- [YOUR GOAL]:
Set the records down again, exactly, without their images.

- [RECORDS SHOWN]:

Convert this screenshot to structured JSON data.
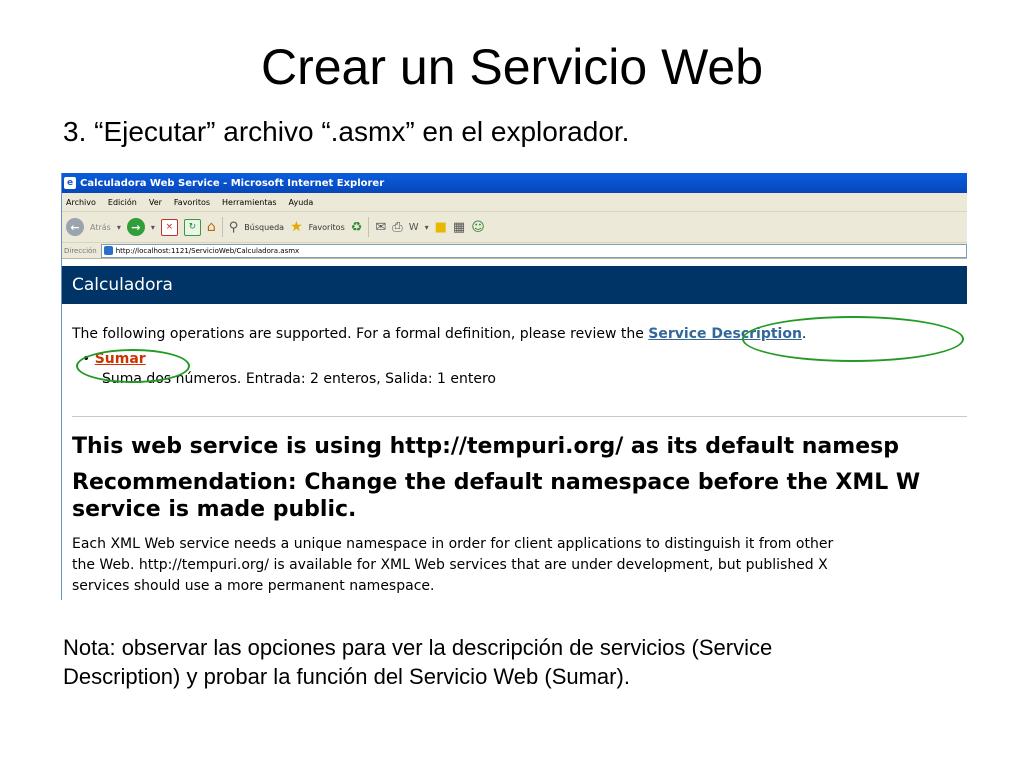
{
  "slide": {
    "title": "Crear un Servicio Web",
    "step": "3. “Ejecutar” archivo “.asmx” en el explorador.",
    "note_line1": "Nota: observar las opciones para ver la descripción de servicios (Service",
    "note_line2": "Description) y probar la función del Servicio Web (Sumar)."
  },
  "browser": {
    "window_title": "Calculadora Web Service - Microsoft Internet Explorer",
    "menu": [
      "Archivo",
      "Edición",
      "Ver",
      "Favoritos",
      "Herramientas",
      "Ayuda"
    ],
    "toolbar": {
      "back_label": "Atrás",
      "search_label": "Búsqueda",
      "favorites_label": "Favoritos"
    },
    "address": {
      "label": "Dirección",
      "url": "http://localhost:1121/ServicioWeb/Calculadora.asmx"
    }
  },
  "page": {
    "heading": "Calculadora",
    "ops_intro_prefix": "The following operations are supported. For a formal definition, please review the ",
    "service_description_link": "Service Description",
    "ops_intro_suffix": ".",
    "operation": {
      "bullet": "•",
      "name": "Sumar",
      "description": "Suma dos números. Entrada: 2 enteros, Salida: 1 entero"
    },
    "ns_heading": "This web service is using http://tempuri.org/ as its default namesp",
    "rec_heading_line1": "Recommendation: Change the default namespace before the XML W",
    "rec_heading_line2": "service is made public.",
    "body_line1": "Each XML Web service needs a unique namespace in order for client applications to distinguish it from other",
    "body_line2": "the Web. http://tempuri.org/ is available for XML Web services that are under development, but published X",
    "body_line3": "services should use a more permanent namespace."
  },
  "colors": {
    "heading_bar": "#003366",
    "highlight_ellipse": "#239a23",
    "link": "#336699",
    "sumar_link": "#cc3300"
  }
}
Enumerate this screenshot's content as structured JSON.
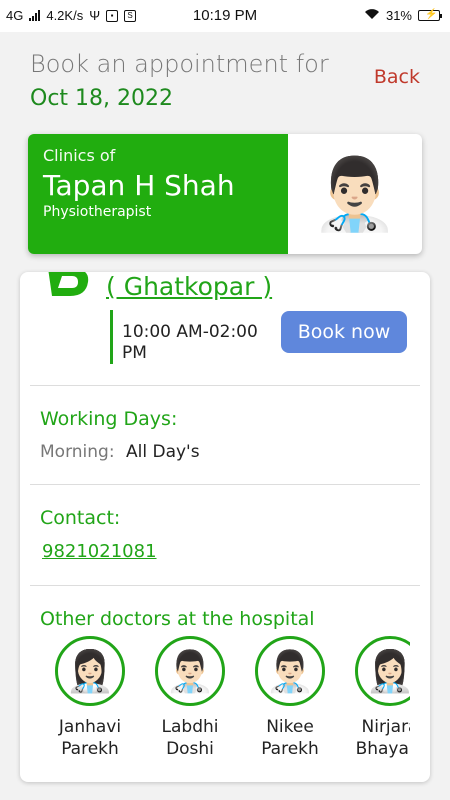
{
  "status_bar": {
    "network": "4G",
    "speed": "4.2K/s",
    "time": "10:19 PM",
    "battery": "31%"
  },
  "header": {
    "title": "Book an appointment for",
    "date": "Oct 18, 2022",
    "back_label": "Back"
  },
  "doctor": {
    "clinics_label": "Clinics of",
    "name": "Tapan H Shah",
    "specialty": "Physiotherapist",
    "photo": "👨🏻‍⚕️"
  },
  "clinic": {
    "name": "( Ghatkopar )",
    "timing": "10:00 AM-02:00 PM",
    "book_label": "Book now",
    "logo_color": "#21ad0f"
  },
  "working_days": {
    "title": "Working Days:",
    "label": "Morning:",
    "value": "All Day's"
  },
  "contact": {
    "title": "Contact:",
    "phone": "9821021081"
  },
  "other_doctors": {
    "title": "Other doctors at the hospital",
    "items": [
      {
        "name_line1": "Janhavi",
        "name_line2": "Parekh",
        "avatar": "👩🏻‍⚕️"
      },
      {
        "name_line1": "Labdhi",
        "name_line2": "Doshi",
        "avatar": "👨🏻‍⚕️"
      },
      {
        "name_line1": "Nikee",
        "name_line2": "Parekh",
        "avatar": "👨🏻‍⚕️"
      },
      {
        "name_line1": "Nirjara",
        "name_line2": "Bhayani",
        "avatar": "👩🏻‍⚕️"
      }
    ]
  },
  "colors": {
    "brand_green": "#21ad0f",
    "book_blue": "#5f87dc",
    "back_red": "#c0392b"
  }
}
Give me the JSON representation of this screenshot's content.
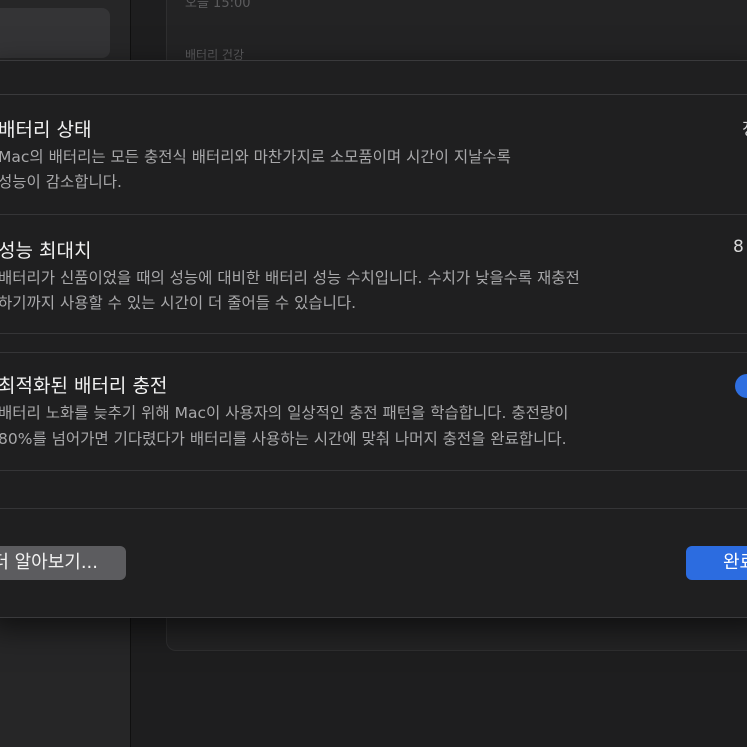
{
  "background": {
    "faded_time": "오늘 15:00",
    "faded_label": "배터리 건강"
  },
  "sections": {
    "battery_state": {
      "title": "배터리 상태",
      "value": "정",
      "desc_line1": "Mac의 배터리는 모든 충전식 배터리와 마찬가지로 소모품이며 시간이 지날수록",
      "desc_line2": "성능이 감소합니다."
    },
    "max_capacity": {
      "title": "성능 최대치",
      "value": "8",
      "desc_line1": "배터리가 신품이었을 때의 성능에 대비한 배터리 성능 수치입니다. 수치가 낮을수록 재충전",
      "desc_line2": "하기까지 사용할 수 있는 시간이 더 줄어들 수 있습니다."
    },
    "optimized_charging": {
      "title": "최적화된 배터리 충전",
      "enabled": true,
      "desc_line1": "배터리 노화를 늦추기 위해 Mac이 사용자의 일상적인 충전 패턴을 학습합니다. 충전량이",
      "desc_line2": "80%를 넘어가면 기다렸다가 배터리를 사용하는 시간에 맞춰 나머지 충전을 완료합니다."
    }
  },
  "buttons": {
    "learn_more": "더 알아보기...",
    "done": "완료"
  },
  "colors": {
    "accent": "#2c6ce0",
    "sheet_bg": "#1f1f20"
  }
}
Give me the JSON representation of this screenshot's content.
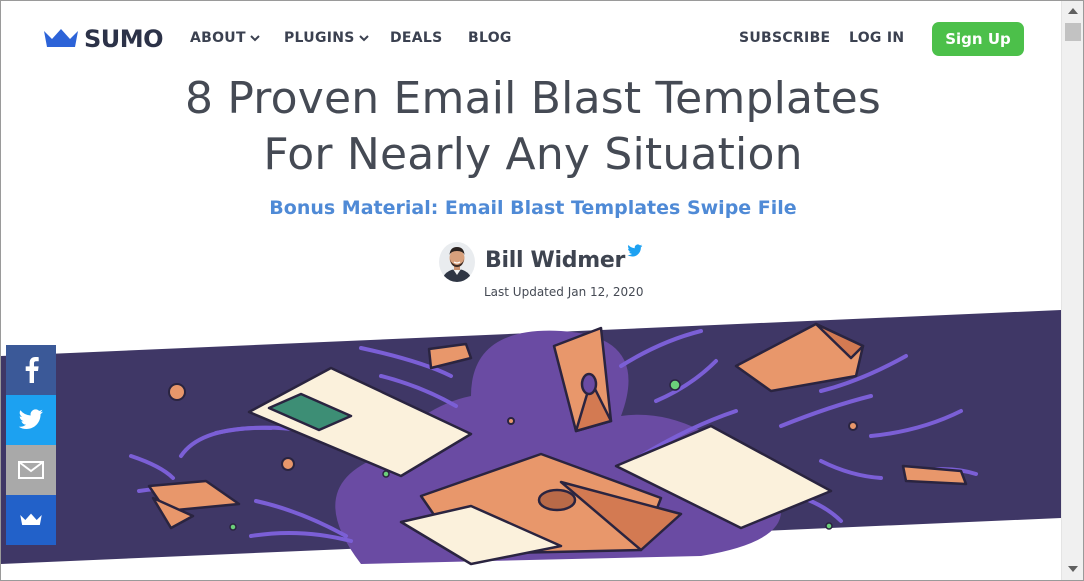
{
  "brand": {
    "name": "SUMO",
    "logo_icon": "crown-icon",
    "color": "#2c63d8"
  },
  "nav": {
    "about": "ABOUT",
    "plugins": "PLUGINS",
    "deals": "DEALS",
    "blog": "BLOG",
    "subscribe": "SUBSCRIBE",
    "login": "LOG IN",
    "signup": "Sign Up"
  },
  "article": {
    "title_line1": "8 Proven Email Blast Templates",
    "title_line2": "For Nearly Any Situation",
    "bonus_link": "Bonus Material: Email Blast Templates Swipe File",
    "author": "Bill Widmer",
    "updated": "Last Updated Jan 12, 2020"
  },
  "share": {
    "items": [
      {
        "icon": "facebook-icon",
        "color": "#3b5998"
      },
      {
        "icon": "twitter-icon",
        "color": "#1ca1f1"
      },
      {
        "icon": "email-icon",
        "color": "#a9a9a9"
      },
      {
        "icon": "sumo-crown-icon",
        "color": "#2261c9"
      }
    ]
  },
  "colors": {
    "accent_green": "#4cc04a",
    "link_blue": "#4f8ad6",
    "banner_bg": "#3f3766",
    "envelope_orange": "#e8976b",
    "paper_cream": "#fbf1dc"
  }
}
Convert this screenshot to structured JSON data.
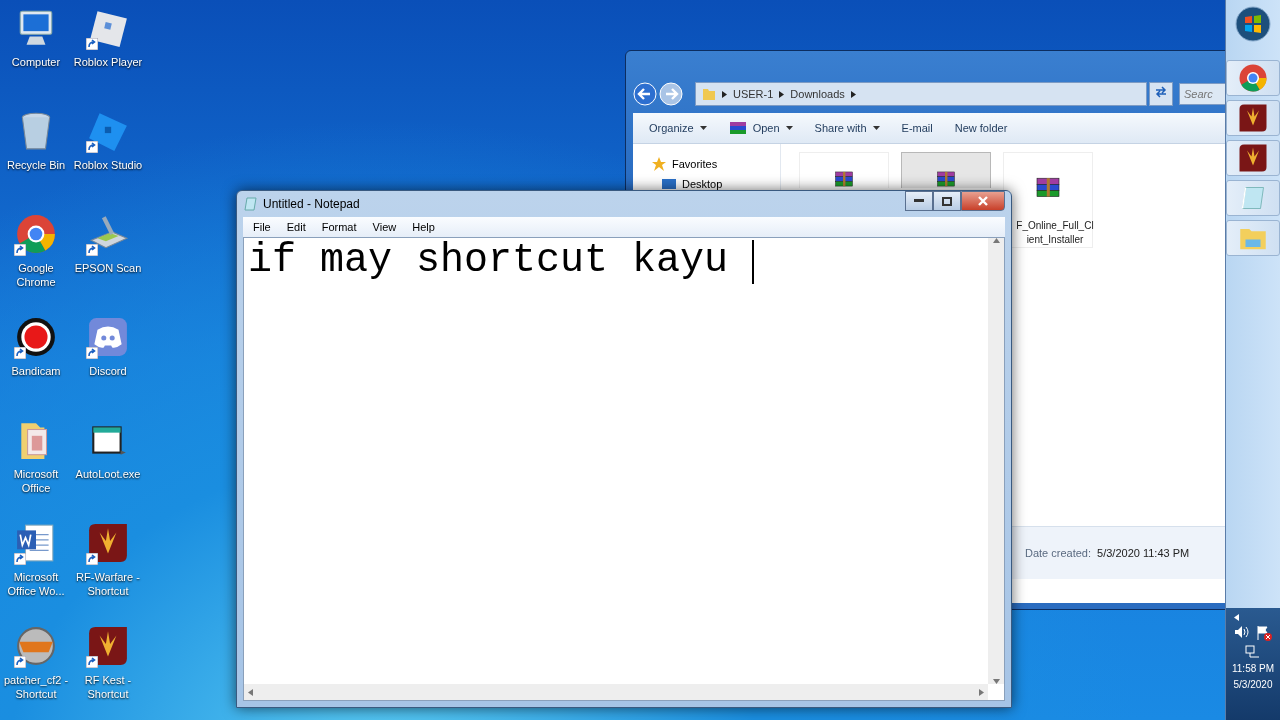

- [SOLUTION TO THIS TASK]:
Convert this screenshot to structured JSON data.
{
  "slide": {
    "title": "Crear un Servicio Web",
    "step": "3. “Ejecutar” archivo “.asmx” en el explorador.",
    "note_line1": "Nota: observar las opciones para ver la descripción de servicios (Service",
    "note_line2": "Description) y probar la función del Servicio Web (Sumar)."
  },
  "browser": {
    "window_title": "Calculadora Web Service - Microsoft Internet Explorer",
    "menu": [
      "Archivo",
      "Edición",
      "Ver",
      "Favoritos",
      "Herramientas",
      "Ayuda"
    ],
    "toolbar": {
      "back_label": "Atrás",
      "search_label": "Búsqueda",
      "favorites_label": "Favoritos"
    },
    "address": {
      "label": "Dirección",
      "url": "http://localhost:1121/ServicioWeb/Calculadora.asmx"
    }
  },
  "page": {
    "heading": "Calculadora",
    "ops_intro_prefix": "The following operations are supported. For a formal definition, please review the ",
    "service_description_link": "Service Description",
    "ops_intro_suffix": ".",
    "operation": {
      "bullet": "•",
      "name": "Sumar",
      "description": "Suma dos números. Entrada: 2 enteros, Salida: 1 entero"
    },
    "ns_heading": "This web service is using http://tempuri.org/ as its default namesp",
    "rec_heading_line1": "Recommendation: Change the default namespace before the XML W",
    "rec_heading_line2": "service is made public.",
    "body_line1": "Each XML Web service needs a unique namespace in order for client applications to distinguish it from other",
    "body_line2": "the Web. http://tempuri.org/ is available for XML Web services that are under development, but published X",
    "body_line3": "services should use a more permanent namespace."
  },
  "colors": {
    "heading_bar": "#003366",
    "highlight_ellipse": "#239a23",
    "link": "#336699",
    "sumar_link": "#cc3300"
  }
}
Enumerate this screenshot's content as structured JSON.
{
  "status_bar": {
    "network": "4G",
    "speed": "4.2K/s",
    "time": "10:19 PM",
    "battery": "31%"
  },
  "header": {
    "title": "Book an appointment for",
    "date": "Oct 18, 2022",
    "back_label": "Back"
  },
  "doctor": {
    "clinics_label": "Clinics of",
    "name": "Tapan H Shah",
    "specialty": "Physiotherapist",
    "photo": "👨🏻‍⚕️"
  },
  "clinic": {
    "name": "( Ghatkopar )",
    "timing": "10:00 AM-02:00 PM",
    "book_label": "Book now",
    "logo_color": "#21ad0f"
  },
  "working_days": {
    "title": "Working Days:",
    "label": "Morning:",
    "value": "All Day's"
  },
  "contact": {
    "title": "Contact:",
    "phone": "9821021081"
  },
  "other_doctors": {
    "title": "Other doctors at the hospital",
    "items": [
      {
        "name_line1": "Janhavi",
        "name_line2": "Parekh",
        "avatar": "👩🏻‍⚕️"
      },
      {
        "name_line1": "Labdhi",
        "name_line2": "Doshi",
        "avatar": "👨🏻‍⚕️"
      },
      {
        "name_line1": "Nikee",
        "name_line2": "Parekh",
        "avatar": "👨🏻‍⚕️"
      },
      {
        "name_line1": "Nirjara",
        "name_line2": "Bhayani",
        "avatar": "👩🏻‍⚕️"
      }
    ]
  },
  "colors": {
    "brand_green": "#21ad0f",
    "book_blue": "#5f87dc",
    "back_red": "#c0392b"
  }
}
Give me the JSON representation of this screenshot's content.
{
  "background": {
    "faded_time": "오늘 15:00",
    "faded_label": "배터리 건강"
  },
  "sections": {
    "battery_state": {
      "title": "배터리 상태",
      "value": "정",
      "desc_line1": "Mac의 배터리는 모든 충전식 배터리와 마찬가지로 소모품이며 시간이 지날수록",
      "desc_line2": "성능이 감소합니다."
    },
    "max_capacity": {
      "title": "성능 최대치",
      "value": "8",
      "desc_line1": "배터리가 신품이었을 때의 성능에 대비한 배터리 성능 수치입니다. 수치가 낮을수록 재충전",
      "desc_line2": "하기까지 사용할 수 있는 시간이 더 줄어들 수 있습니다."
    },
    "optimized_charging": {
      "title": "최적화된 배터리 충전",
      "enabled": true,
      "desc_line1": "배터리 노화를 늦추기 위해 Mac이 사용자의 일상적인 충전 패턴을 학습합니다. 충전량이",
      "desc_line2": "80%를 넘어가면 기다렸다가 배터리를 사용하는 시간에 맞춰 나머지 충전을 완료합니다."
    }
  },
  "buttons": {
    "learn_more": "더 알아보기...",
    "done": "완료"
  },
  "colors": {
    "accent": "#2c6ce0",
    "sheet_bg": "#1f1f20"
  }
}
Give me the JSON representation of this screenshot's content.
{
  "brand": {
    "name": "SUMO",
    "logo_icon": "crown-icon",
    "color": "#2c63d8"
  },
  "nav": {
    "about": "ABOUT",
    "plugins": "PLUGINS",
    "deals": "DEALS",
    "blog": "BLOG",
    "subscribe": "SUBSCRIBE",
    "login": "LOG IN",
    "signup": "Sign Up"
  },
  "article": {
    "title_line1": "8 Proven Email Blast Templates",
    "title_line2": "For Nearly Any Situation",
    "bonus_link": "Bonus Material: Email Blast Templates Swipe File",
    "author": "Bill Widmer",
    "updated": "Last Updated Jan 12, 2020"
  },
  "share": {
    "items": [
      {
        "icon": "facebook-icon",
        "color": "#3b5998"
      },
      {
        "icon": "twitter-icon",
        "color": "#1ca1f1"
      },
      {
        "icon": "email-icon",
        "color": "#a9a9a9"
      },
      {
        "icon": "sumo-crown-icon",
        "color": "#2261c9"
      }
    ]
  },
  "colors": {
    "accent_green": "#4cc04a",
    "link_blue": "#4f8ad6",
    "banner_bg": "#3f3766",
    "envelope_orange": "#e8976b",
    "paper_cream": "#fbf1dc"
  }
}
Convert this screenshot to structured JSON data.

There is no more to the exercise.